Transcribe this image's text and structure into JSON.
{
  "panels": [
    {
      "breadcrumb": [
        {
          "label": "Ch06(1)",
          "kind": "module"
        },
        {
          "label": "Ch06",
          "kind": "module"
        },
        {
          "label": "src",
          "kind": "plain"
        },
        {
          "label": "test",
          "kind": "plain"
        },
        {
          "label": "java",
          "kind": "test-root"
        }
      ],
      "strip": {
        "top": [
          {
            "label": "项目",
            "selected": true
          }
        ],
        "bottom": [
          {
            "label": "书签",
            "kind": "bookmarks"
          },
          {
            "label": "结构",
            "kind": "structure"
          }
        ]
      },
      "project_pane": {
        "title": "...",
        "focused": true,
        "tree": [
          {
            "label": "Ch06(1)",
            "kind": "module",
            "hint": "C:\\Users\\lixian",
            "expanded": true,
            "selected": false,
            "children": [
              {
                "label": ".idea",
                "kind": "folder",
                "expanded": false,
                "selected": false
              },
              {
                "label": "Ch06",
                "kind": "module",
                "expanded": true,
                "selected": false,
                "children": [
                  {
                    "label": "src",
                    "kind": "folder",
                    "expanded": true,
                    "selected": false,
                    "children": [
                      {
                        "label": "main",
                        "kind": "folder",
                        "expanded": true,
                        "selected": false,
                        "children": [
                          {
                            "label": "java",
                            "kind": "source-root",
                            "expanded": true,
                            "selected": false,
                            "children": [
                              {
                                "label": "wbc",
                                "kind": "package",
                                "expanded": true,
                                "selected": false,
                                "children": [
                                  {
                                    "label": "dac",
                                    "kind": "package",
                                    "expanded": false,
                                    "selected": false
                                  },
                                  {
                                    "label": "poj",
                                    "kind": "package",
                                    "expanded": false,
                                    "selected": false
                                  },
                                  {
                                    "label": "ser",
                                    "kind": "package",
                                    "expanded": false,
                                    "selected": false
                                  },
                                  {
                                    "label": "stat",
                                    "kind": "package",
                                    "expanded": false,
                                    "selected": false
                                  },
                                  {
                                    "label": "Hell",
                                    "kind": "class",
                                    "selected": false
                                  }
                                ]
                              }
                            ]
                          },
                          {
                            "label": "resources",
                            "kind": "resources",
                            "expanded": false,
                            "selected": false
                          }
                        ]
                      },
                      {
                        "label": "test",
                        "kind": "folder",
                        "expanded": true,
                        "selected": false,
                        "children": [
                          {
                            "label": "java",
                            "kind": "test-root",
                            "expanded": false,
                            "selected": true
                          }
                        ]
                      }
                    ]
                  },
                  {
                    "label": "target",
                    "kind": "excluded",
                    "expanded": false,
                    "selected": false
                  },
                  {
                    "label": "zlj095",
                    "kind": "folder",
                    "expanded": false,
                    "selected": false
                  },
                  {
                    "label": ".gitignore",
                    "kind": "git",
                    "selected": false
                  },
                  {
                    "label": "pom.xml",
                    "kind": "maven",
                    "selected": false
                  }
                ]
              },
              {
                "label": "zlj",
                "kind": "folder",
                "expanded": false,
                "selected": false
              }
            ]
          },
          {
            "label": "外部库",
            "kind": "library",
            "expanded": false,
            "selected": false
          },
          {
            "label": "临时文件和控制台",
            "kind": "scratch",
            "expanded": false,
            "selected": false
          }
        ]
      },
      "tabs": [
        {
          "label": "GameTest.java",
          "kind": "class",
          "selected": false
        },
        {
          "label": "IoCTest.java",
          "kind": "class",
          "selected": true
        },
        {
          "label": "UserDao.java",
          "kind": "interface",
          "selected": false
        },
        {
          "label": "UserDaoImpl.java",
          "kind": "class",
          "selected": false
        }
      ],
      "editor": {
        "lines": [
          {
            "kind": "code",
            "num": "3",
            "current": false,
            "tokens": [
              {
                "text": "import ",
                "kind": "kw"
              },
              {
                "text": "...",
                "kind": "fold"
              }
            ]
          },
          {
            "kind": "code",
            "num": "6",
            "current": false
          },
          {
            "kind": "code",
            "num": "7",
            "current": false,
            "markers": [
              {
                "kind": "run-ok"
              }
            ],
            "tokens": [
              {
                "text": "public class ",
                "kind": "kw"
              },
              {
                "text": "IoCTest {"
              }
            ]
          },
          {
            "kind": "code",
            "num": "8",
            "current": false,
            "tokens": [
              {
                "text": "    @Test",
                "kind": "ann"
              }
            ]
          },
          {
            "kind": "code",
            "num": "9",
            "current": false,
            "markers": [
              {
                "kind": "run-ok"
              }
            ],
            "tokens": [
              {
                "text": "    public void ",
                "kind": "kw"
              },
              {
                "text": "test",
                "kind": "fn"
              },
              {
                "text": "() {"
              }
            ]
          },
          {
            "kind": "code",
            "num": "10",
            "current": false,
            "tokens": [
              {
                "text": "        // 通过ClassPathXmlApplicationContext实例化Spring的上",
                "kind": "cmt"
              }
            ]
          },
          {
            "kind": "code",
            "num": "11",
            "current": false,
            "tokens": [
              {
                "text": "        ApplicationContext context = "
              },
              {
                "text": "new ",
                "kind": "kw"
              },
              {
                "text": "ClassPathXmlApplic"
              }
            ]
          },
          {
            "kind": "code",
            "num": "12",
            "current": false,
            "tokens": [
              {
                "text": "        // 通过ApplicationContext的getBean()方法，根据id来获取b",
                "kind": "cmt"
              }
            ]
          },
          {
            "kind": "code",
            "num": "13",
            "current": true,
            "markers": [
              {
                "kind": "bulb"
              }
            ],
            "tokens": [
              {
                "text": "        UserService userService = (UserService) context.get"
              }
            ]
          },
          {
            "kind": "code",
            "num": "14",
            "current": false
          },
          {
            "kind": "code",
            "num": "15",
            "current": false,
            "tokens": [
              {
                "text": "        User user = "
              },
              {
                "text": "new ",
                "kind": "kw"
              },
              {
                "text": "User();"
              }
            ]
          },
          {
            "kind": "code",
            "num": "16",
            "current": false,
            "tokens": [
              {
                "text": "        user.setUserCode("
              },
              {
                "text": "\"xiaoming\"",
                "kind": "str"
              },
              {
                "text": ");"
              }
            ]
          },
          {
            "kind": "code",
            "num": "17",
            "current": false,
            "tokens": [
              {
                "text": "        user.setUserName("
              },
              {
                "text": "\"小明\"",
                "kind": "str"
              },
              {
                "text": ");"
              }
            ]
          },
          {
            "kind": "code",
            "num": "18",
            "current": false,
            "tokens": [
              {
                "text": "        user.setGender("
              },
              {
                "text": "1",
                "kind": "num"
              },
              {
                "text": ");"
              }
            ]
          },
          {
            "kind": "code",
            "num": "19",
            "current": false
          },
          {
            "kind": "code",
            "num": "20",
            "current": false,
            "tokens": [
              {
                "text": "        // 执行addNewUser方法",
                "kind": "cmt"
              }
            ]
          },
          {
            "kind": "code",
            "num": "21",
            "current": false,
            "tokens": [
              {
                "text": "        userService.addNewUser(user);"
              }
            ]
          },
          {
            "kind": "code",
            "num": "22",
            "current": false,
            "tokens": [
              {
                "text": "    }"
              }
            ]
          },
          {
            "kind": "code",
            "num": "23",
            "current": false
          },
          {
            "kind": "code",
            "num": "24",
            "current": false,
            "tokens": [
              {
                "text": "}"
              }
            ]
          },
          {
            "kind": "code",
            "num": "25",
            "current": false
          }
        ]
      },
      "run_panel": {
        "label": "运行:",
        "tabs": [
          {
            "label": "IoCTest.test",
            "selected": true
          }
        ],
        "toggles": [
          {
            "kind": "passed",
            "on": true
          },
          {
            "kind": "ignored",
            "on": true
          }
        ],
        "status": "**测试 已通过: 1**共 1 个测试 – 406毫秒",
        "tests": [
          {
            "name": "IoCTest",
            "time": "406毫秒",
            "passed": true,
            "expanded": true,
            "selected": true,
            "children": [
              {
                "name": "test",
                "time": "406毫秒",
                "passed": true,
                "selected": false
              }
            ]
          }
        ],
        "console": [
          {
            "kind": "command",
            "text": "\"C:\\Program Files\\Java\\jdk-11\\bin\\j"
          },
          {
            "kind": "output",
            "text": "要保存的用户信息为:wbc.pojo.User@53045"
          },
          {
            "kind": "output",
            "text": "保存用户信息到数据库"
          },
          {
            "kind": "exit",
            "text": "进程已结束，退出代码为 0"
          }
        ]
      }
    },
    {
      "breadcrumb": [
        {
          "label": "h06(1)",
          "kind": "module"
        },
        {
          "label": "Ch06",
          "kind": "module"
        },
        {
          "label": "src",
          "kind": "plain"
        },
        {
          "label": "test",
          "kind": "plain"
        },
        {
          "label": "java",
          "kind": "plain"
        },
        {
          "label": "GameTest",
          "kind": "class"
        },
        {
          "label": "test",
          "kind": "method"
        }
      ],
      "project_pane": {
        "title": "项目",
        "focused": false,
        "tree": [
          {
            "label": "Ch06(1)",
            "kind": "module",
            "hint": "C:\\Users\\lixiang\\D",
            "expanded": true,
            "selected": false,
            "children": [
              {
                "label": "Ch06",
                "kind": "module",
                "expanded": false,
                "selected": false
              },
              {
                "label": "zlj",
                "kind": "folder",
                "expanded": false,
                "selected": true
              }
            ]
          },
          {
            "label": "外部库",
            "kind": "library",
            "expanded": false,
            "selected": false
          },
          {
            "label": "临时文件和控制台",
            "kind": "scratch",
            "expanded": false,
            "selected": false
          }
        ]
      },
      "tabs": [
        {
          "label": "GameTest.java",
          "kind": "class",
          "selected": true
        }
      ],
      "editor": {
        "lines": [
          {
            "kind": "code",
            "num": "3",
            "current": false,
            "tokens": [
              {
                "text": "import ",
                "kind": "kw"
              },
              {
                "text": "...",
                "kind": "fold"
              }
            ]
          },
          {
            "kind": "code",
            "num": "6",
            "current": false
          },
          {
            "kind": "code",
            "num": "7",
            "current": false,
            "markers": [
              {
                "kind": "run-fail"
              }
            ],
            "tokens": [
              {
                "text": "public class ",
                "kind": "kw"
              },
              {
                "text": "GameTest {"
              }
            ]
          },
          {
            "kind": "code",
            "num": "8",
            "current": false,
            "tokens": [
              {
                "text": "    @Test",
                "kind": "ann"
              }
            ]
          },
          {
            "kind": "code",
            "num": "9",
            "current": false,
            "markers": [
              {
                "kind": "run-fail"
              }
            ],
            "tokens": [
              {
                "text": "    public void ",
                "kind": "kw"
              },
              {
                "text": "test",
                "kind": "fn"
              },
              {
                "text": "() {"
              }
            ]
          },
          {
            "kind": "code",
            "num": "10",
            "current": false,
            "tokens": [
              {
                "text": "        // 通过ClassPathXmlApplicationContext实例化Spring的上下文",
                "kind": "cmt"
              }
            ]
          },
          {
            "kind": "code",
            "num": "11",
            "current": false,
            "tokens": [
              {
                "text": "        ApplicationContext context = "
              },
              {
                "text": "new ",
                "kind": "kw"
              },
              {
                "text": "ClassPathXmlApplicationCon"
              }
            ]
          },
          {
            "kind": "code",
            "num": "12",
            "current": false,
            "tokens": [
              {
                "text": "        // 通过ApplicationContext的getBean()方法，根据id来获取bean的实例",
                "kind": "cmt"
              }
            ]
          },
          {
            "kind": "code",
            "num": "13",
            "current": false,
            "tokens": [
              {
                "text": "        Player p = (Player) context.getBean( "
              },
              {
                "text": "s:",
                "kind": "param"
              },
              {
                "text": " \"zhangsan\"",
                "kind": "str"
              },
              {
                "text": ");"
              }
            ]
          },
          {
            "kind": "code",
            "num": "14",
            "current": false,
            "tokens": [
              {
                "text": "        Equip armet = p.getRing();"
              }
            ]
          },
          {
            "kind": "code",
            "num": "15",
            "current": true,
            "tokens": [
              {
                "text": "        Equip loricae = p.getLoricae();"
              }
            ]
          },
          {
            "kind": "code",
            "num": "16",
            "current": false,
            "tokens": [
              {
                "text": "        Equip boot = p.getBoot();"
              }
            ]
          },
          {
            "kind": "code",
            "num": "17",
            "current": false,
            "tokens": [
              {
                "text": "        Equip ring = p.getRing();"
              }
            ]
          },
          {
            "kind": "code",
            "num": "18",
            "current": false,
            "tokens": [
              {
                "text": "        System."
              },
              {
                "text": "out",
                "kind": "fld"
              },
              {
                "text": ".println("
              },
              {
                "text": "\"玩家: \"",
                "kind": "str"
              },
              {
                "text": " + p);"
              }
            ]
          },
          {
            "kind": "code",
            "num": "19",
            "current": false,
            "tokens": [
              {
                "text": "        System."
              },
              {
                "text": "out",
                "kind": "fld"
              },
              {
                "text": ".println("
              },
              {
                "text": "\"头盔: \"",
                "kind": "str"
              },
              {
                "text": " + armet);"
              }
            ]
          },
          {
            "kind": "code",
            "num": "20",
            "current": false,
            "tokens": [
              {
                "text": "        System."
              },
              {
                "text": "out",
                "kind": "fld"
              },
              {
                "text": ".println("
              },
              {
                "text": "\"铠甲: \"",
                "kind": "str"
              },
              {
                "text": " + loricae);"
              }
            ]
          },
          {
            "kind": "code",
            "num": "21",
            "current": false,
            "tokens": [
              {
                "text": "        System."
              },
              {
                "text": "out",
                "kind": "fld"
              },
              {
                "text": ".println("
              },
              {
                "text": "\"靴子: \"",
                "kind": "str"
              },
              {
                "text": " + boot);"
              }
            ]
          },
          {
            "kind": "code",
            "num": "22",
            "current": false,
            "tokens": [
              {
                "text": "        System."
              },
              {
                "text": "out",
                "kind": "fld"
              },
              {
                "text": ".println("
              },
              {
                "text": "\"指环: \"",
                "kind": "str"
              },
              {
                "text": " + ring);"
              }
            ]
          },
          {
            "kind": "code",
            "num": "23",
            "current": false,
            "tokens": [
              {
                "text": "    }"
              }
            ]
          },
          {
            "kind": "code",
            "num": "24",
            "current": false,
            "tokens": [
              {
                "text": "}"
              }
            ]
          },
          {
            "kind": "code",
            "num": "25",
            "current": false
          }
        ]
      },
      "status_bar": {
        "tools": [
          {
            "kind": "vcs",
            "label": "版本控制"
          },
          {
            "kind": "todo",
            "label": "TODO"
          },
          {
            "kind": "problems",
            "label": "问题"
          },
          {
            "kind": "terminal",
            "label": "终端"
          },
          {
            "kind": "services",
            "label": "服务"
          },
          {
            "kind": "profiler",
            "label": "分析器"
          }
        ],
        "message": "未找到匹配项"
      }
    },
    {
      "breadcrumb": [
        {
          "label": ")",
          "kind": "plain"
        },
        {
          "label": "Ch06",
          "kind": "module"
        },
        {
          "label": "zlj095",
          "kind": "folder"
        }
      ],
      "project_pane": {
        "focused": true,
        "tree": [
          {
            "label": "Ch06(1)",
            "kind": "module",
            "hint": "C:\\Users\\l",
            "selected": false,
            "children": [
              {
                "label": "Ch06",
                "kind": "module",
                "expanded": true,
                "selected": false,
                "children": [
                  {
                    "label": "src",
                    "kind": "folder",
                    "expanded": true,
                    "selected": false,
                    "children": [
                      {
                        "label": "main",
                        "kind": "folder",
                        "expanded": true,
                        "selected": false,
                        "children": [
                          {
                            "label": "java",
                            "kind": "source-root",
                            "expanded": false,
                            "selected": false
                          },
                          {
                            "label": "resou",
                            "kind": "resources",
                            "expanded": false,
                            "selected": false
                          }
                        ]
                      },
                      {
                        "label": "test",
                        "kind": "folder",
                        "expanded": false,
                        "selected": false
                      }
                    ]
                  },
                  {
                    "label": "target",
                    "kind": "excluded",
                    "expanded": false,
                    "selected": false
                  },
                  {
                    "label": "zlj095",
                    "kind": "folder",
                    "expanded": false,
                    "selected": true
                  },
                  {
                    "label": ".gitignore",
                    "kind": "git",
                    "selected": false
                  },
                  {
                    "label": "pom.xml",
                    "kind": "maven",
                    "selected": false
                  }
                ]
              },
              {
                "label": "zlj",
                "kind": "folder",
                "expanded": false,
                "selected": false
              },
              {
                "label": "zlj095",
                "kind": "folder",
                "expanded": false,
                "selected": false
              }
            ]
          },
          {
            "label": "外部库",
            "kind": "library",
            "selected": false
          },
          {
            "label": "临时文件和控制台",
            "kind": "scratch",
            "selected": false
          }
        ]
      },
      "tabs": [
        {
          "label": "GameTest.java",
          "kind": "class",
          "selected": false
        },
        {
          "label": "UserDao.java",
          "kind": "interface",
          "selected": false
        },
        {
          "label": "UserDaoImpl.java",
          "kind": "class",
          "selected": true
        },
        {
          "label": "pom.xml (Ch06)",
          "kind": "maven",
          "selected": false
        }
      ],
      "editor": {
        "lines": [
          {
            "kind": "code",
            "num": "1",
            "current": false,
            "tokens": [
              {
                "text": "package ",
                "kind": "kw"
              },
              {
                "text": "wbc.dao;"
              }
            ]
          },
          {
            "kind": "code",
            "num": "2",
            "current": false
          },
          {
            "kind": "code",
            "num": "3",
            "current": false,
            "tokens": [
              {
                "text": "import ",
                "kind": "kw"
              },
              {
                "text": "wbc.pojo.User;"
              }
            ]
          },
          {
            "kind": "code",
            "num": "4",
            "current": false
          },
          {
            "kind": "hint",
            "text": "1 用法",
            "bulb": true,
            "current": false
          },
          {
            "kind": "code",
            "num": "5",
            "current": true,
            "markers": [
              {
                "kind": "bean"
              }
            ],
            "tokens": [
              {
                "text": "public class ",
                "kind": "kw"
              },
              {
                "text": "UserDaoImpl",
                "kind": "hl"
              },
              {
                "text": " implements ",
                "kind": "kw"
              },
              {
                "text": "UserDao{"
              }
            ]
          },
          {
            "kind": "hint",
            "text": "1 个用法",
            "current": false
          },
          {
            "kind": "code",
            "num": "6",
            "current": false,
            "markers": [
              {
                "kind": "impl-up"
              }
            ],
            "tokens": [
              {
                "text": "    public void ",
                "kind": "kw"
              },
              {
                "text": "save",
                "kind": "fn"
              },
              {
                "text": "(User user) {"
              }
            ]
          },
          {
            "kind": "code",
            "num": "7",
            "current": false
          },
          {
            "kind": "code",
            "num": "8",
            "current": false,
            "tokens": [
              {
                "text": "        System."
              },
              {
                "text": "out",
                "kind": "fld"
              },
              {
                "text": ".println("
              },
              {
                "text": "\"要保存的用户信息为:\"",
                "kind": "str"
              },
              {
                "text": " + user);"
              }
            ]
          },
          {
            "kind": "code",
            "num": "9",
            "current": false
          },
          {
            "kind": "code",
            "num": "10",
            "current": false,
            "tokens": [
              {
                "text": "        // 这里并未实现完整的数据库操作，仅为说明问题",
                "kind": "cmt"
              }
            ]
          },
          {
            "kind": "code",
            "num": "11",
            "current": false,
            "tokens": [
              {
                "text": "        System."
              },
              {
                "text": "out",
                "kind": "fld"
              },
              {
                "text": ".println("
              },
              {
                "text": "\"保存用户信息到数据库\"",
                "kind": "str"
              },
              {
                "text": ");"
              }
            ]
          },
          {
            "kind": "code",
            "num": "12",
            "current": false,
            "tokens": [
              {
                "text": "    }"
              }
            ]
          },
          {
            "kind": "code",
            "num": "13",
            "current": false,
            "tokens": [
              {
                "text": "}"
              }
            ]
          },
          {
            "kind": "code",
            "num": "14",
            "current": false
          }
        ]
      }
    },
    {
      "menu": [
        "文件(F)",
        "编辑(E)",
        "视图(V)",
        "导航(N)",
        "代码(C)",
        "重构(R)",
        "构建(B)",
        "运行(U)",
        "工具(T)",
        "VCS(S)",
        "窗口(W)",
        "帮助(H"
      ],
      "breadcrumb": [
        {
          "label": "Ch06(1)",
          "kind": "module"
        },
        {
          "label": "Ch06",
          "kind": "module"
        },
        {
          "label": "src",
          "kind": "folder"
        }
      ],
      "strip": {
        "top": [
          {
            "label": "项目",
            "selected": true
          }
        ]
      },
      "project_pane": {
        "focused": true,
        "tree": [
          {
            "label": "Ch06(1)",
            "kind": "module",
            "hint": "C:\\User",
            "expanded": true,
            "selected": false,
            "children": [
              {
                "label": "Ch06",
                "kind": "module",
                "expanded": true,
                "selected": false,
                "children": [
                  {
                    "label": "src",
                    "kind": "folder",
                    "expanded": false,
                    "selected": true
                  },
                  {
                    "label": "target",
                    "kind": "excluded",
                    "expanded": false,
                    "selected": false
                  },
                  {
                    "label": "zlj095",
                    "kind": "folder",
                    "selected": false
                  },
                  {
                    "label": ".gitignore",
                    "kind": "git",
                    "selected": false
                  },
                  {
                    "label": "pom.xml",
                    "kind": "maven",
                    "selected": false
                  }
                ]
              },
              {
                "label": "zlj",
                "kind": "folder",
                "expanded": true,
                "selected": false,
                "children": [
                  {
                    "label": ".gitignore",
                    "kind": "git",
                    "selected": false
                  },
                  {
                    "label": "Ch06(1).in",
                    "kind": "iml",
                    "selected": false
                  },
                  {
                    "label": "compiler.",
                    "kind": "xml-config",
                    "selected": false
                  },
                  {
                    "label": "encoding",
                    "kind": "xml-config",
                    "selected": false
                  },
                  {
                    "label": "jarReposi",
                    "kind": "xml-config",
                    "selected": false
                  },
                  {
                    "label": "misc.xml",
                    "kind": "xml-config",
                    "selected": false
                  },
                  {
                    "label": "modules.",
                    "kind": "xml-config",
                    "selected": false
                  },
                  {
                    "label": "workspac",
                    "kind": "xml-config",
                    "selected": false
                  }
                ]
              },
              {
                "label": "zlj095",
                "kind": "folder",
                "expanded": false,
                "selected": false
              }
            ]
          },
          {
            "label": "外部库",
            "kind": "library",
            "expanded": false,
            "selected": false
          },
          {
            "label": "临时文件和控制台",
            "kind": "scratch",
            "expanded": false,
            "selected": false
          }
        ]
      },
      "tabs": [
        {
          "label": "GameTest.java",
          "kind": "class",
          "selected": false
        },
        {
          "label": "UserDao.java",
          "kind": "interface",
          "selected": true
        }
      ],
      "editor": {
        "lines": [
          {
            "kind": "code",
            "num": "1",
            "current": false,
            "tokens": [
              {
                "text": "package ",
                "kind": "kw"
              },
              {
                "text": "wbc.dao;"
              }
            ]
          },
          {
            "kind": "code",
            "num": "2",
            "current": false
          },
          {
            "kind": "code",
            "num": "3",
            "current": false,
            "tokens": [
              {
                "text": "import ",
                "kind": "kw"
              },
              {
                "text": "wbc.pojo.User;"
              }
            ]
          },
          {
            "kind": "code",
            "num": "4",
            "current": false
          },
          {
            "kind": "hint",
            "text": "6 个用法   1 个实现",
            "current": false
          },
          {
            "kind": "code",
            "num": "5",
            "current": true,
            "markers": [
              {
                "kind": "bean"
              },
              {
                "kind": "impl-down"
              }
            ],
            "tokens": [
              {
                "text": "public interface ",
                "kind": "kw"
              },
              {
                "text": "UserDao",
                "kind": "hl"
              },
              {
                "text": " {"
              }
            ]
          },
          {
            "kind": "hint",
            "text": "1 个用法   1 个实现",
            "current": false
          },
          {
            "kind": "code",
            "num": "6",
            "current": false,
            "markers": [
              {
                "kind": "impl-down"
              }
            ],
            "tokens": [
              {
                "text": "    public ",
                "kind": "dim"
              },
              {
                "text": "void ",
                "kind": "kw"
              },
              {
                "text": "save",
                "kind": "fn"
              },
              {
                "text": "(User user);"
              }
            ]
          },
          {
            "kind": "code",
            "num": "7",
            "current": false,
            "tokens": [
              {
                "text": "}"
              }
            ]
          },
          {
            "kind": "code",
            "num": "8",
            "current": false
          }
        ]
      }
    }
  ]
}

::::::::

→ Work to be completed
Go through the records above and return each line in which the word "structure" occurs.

→ Output for this exercise
Transcribe this image's text and structure into JSON.
            "kind": "structure"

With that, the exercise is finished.